Task requirements :: Repeat every line below exactly as it reads.
━━━━━ Information provided ━━━━━
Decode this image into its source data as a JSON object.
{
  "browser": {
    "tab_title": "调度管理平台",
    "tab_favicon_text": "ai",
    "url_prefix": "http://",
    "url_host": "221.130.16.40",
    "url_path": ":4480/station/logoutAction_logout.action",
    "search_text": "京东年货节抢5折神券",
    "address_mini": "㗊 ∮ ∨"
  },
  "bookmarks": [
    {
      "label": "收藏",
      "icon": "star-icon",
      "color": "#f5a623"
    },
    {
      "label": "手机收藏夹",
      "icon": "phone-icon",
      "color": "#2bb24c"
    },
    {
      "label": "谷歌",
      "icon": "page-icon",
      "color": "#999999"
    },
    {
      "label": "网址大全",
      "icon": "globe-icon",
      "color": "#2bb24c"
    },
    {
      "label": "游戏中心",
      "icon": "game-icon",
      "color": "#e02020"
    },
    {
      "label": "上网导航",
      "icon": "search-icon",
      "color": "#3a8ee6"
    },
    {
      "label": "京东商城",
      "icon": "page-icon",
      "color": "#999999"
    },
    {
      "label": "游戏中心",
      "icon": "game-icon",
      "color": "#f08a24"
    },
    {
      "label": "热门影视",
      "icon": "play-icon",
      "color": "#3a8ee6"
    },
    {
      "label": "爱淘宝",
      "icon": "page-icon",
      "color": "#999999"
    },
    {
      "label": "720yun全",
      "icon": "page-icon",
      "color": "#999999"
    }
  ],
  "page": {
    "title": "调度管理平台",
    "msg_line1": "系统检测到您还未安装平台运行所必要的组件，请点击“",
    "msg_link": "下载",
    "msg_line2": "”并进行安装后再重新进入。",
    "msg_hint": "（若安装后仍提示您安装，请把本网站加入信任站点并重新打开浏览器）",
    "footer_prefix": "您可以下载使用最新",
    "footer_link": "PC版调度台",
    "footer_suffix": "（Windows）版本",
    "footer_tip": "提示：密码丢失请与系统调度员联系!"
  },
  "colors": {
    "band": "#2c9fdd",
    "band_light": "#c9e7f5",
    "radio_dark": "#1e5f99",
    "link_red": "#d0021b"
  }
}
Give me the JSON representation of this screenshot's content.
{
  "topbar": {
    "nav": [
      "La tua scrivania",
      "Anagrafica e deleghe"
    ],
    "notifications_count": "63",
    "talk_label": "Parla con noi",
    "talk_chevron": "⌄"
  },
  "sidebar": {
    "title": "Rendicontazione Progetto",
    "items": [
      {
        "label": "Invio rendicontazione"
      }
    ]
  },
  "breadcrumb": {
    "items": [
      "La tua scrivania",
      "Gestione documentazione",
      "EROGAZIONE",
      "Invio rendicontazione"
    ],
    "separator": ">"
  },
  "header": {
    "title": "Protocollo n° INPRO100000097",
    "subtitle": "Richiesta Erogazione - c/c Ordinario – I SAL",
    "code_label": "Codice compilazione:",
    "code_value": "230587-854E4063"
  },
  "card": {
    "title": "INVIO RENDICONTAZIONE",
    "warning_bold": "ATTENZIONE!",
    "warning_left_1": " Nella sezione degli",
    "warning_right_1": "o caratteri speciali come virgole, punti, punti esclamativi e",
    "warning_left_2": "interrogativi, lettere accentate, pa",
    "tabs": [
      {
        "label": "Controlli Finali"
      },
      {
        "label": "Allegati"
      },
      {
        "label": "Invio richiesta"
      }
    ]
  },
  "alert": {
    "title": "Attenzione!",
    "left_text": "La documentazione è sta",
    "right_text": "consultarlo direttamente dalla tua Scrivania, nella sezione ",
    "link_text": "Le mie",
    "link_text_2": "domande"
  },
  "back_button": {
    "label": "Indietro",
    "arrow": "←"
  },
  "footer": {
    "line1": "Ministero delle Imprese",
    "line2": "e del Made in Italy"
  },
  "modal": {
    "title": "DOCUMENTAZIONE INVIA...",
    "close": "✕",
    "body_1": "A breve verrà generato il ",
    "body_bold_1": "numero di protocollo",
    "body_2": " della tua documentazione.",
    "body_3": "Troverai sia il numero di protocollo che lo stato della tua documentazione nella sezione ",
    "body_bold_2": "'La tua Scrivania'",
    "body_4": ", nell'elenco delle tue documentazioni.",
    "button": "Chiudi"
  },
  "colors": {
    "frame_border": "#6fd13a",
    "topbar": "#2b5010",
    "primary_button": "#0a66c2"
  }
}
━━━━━
Answer for the task ::
Decode this image into its source data as a JSON object.
{
  "browser": {
    "tab_title": "调度管理平台",
    "tab_favicon_text": "ai",
    "url_prefix": "http://",
    "url_host": "221.130.16.40",
    "url_path": ":4480/station/logoutAction_logout.action",
    "search_text": "京东年货节抢5折神券",
    "address_mini": "㗊 ∮ ∨"
  },
  "bookmarks": [
    {
      "label": "收藏",
      "icon": "star-icon",
      "color": "#f5a623"
    },
    {
      "label": "手机收藏夹",
      "icon": "phone-icon",
      "color": "#2bb24c"
    },
    {
      "label": "谷歌",
      "icon": "page-icon",
      "color": "#999999"
    },
    {
      "label": "网址大全",
      "icon": "globe-icon",
      "color": "#2bb24c"
    },
    {
      "label": "游戏中心",
      "icon": "game-icon",
      "color": "#e02020"
    },
    {
      "label": "上网导航",
      "icon": "search-icon",
      "color": "#3a8ee6"
    },
    {
      "label": "京东商城",
      "icon": "page-icon",
      "color": "#999999"
    },
    {
      "label": "游戏中心",
      "icon": "game-icon",
      "color": "#f08a24"
    },
    {
      "label": "热门影视",
      "icon": "play-icon",
      "color": "#3a8ee6"
    },
    {
      "label": "爱淘宝",
      "icon": "page-icon",
      "color": "#999999"
    },
    {
      "label": "720yun全",
      "icon": "page-icon",
      "color": "#999999"
    }
  ],
  "page": {
    "title": "调度管理平台",
    "msg_line1": "系统检测到您还未安装平台运行所必要的组件，请点击“",
    "msg_link": "下载",
    "msg_line2": "”并进行安装后再重新进入。",
    "msg_hint": "（若安装后仍提示您安装，请把本网站加入信任站点并重新打开浏览器）",
    "footer_prefix": "您可以下载使用最新",
    "footer_link": "PC版调度台",
    "footer_suffix": "（Windows）版本",
    "footer_tip": "提示：密码丢失请与系统调度员联系!"
  },
  "colors": {
    "band": "#2c9fdd",
    "band_light": "#c9e7f5",
    "radio_dark": "#1e5f99",
    "link_red": "#d0021b"
  }
}
Give me the JSON representation of this screenshot's content.
{
  "topbar": {
    "nav": [
      "La tua scrivania",
      "Anagrafica e deleghe"
    ],
    "notifications_count": "63",
    "talk_label": "Parla con noi",
    "talk_chevron": "⌄"
  },
  "sidebar": {
    "title": "Rendicontazione Progetto",
    "items": [
      {
        "label": "Invio rendicontazione"
      }
    ]
  },
  "breadcrumb": {
    "items": [
      "La tua scrivania",
      "Gestione documentazione",
      "EROGAZIONE",
      "Invio rendicontazione"
    ],
    "separator": ">"
  },
  "header": {
    "title": "Protocollo n° INPRO100000097",
    "subtitle": "Richiesta Erogazione - c/c Ordinario – I SAL",
    "code_label": "Codice compilazione:",
    "code_value": "230587-854E4063"
  },
  "card": {
    "title": "INVIO RENDICONTAZIONE",
    "warning_bold": "ATTENZIONE!",
    "warning_left_1": " Nella sezione degli",
    "warning_right_1": "o caratteri speciali come virgole, punti, punti esclamativi e",
    "warning_left_2": "interrogativi, lettere accentate, pa",
    "tabs": [
      {
        "label": "Controlli Finali"
      },
      {
        "label": "Allegati"
      },
      {
        "label": "Invio richiesta"
      }
    ]
  },
  "alert": {
    "title": "Attenzione!",
    "left_text": "La documentazione è sta",
    "right_text": "consultarlo direttamente dalla tua Scrivania, nella sezione ",
    "link_text": "Le mie",
    "link_text_2": "domande"
  },
  "back_button": {
    "label": "Indietro",
    "arrow": "←"
  },
  "footer": {
    "line1": "Ministero delle Imprese",
    "line2": "e del Made in Italy"
  },
  "modal": {
    "title": "DOCUMENTAZIONE INVIA...",
    "close": "✕",
    "body_1": "A breve verrà generato il ",
    "body_bold_1": "numero di protocollo",
    "body_2": " della tua documentazione.",
    "body_3": "Troverai sia il numero di protocollo che lo stato della tua documentazione nella sezione ",
    "body_bold_2": "'La tua Scrivania'",
    "body_4": ", nell'elenco delle tue documentazioni.",
    "button": "Chiudi"
  },
  "colors": {
    "frame_border": "#6fd13a",
    "topbar": "#2b5010",
    "primary_button": "#0a66c2"
  }
}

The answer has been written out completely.